Top Expert 2009
Commented:
For enterprise class SSD drives being in a RAID is no more a problem. It was earlier not recommended to put the SSD drives into hardware RAID configuration because of TRIM technology which RAID controllers were not aware of. As a result the SSD drives got worn out quickly.
But now the SSD drives such a high endurance that your hardware can get old before your SSD drives go bad.
AlexA lack of information provides a lack of a decent solution.

Commented:
Unfortunately the above is not correct for this particular drive, from my understanding it's only Intel SSD's with an intel controller which fully support a RAID function with TRIM enabled.

Realistically, I'd probably go down the route of SAS drives and then if your RAID controller can do it, use SSD for caching. If it's going to be a file server you'll be making a ton of changes to the layout of the drives so.

Regards
Alex
If you are using spinning rust drives, do not use RAID-5, only RAID-1, RAID10 or RAID-6

For SSD drives you are free to use what RAID Layout suits you!
For  anything other than Enterprise sized configs, software RAID and SSD’s go together well
noxchoIT Product Manager
Top Expert 2009

Commented:
Alex, what is not correct in my post? TRIM was first in Intel but later almost all SSDs got it. But with enterprise class drives the TRIM is not important anymore because of amount of TBW they have. And the drive which the OP posted has the TBW of 10.5PB.
Again, TRIM was intended to prolong the life of SSD. And with expected lifetime of enterprise SSD one do not really need to care about it.
AlexA lack of information provides a lack of a decent solution.

Commented:
If you are using spinning rust drives, do not use RAID-5, only RAID-1, RAID10 or RAID-6

No, obviously they need to be in a RAID and then use SSD's for caching, it's cheaper, works well and would be better suited for this particular type of setup.


software RAID and SSD’s go together well

Software RAID is utter trash and frankly it goes well with nothing.
Top Expert 2014

Commented:
Enterprise SSDs don't need TRIM, they have enough free space to do garbage collection in background without being told what blocks are free.
There is a Seagate 2TB SSD for consumer use which does needs TRIM but the enterprise one you want to use is only 1.92TB because of the need for more reserved space to enable them to run on RAID controllers without TRIM.

BTW, it's not the RAID controllers fault they don't do TRIM with RAID 5 and 6, If they sent a TRIM command to one disk they would have to recalculate the parity for the stripe that block was in and write it again because even if that block is not needed for data it is needed for parity.

Author

Commented:
Unfortunately I am seeing two sides of the using raid and not with SSD's

if this helps the controller will be a Dell PERC H730P RAID Controller
Top Expert 2014

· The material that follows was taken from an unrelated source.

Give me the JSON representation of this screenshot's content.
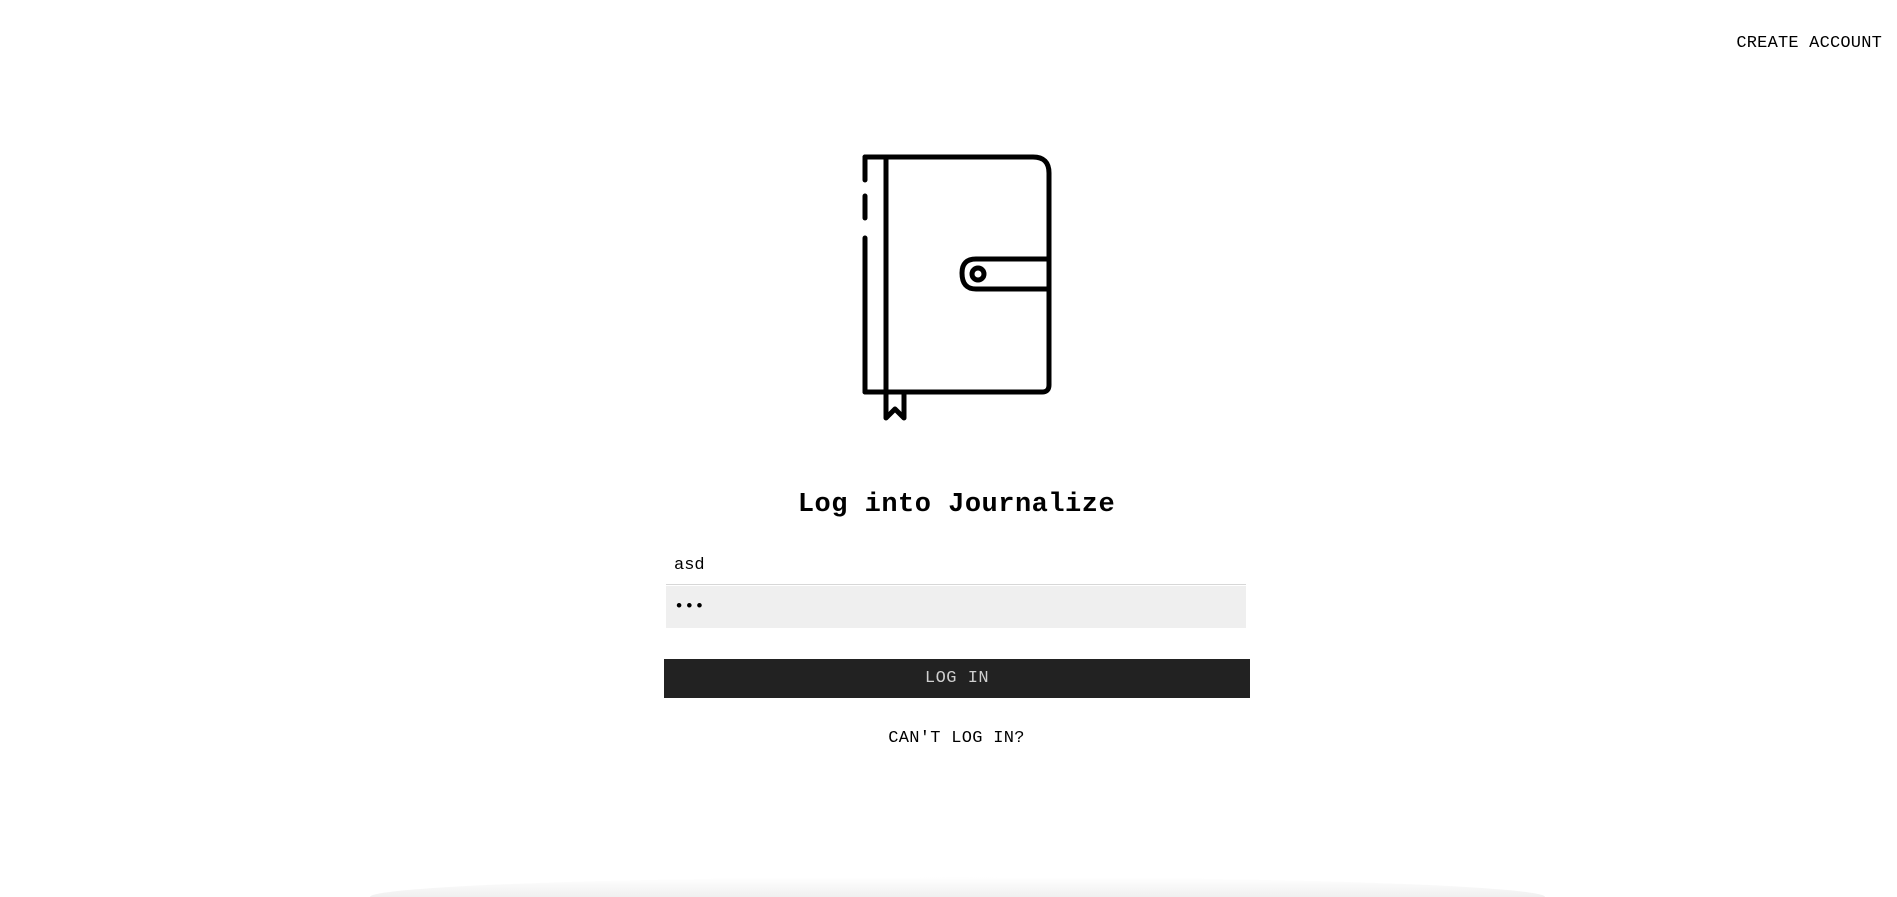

Commented:
You'd better read Dell's FAQ then, https://www.dell.com/support/article/uk/en/ukbsdt1/sln156240/dell-solid-state-drive-ssd-faq-with-servers-poweredge-and-storage?lang=en

"Current shipping Dell enterprise drives have high enough performance and endurance so they do not yet support these commands even if the OS supports them."

I'm pretty sure that is wrong and it is that the controllers don't (and can't) support TRIM/UNMAP.but anyway Dell says you do not need TRIM with enterprise SSDs.
Top Expert 2014

Commented:
Alternatively you could contact all the vendors listed at https://searchstorage.techtarget.com/definition/all-flash-array and tell them they shouldn't be using SSDs in their RAID arrays. As far as seeing two sides to something there are always at least two sides, some people claim the Earth is flat.
Philip ElderTechnical Architect - HA/Compute/Storage

Commented:
In small drive count settings we set up RAID 5. Four or five SATA or SAS SSDs.

Higher counts get RAID 6.

You're safe to run with parity RAID.  :)
Alex

software RAID and SSD’s go together well

Software RAID is utter trash and frankly it goes well with nothing.

I think you are behind with the times, Microsoft Storage Spaces and VMware’s vSphere Storage are both software products

On Windows software RAID-1 usually gives better performance than the low end RAID controllers and is much preferable on reliability grounds to those software assisted RAID chips on motherboards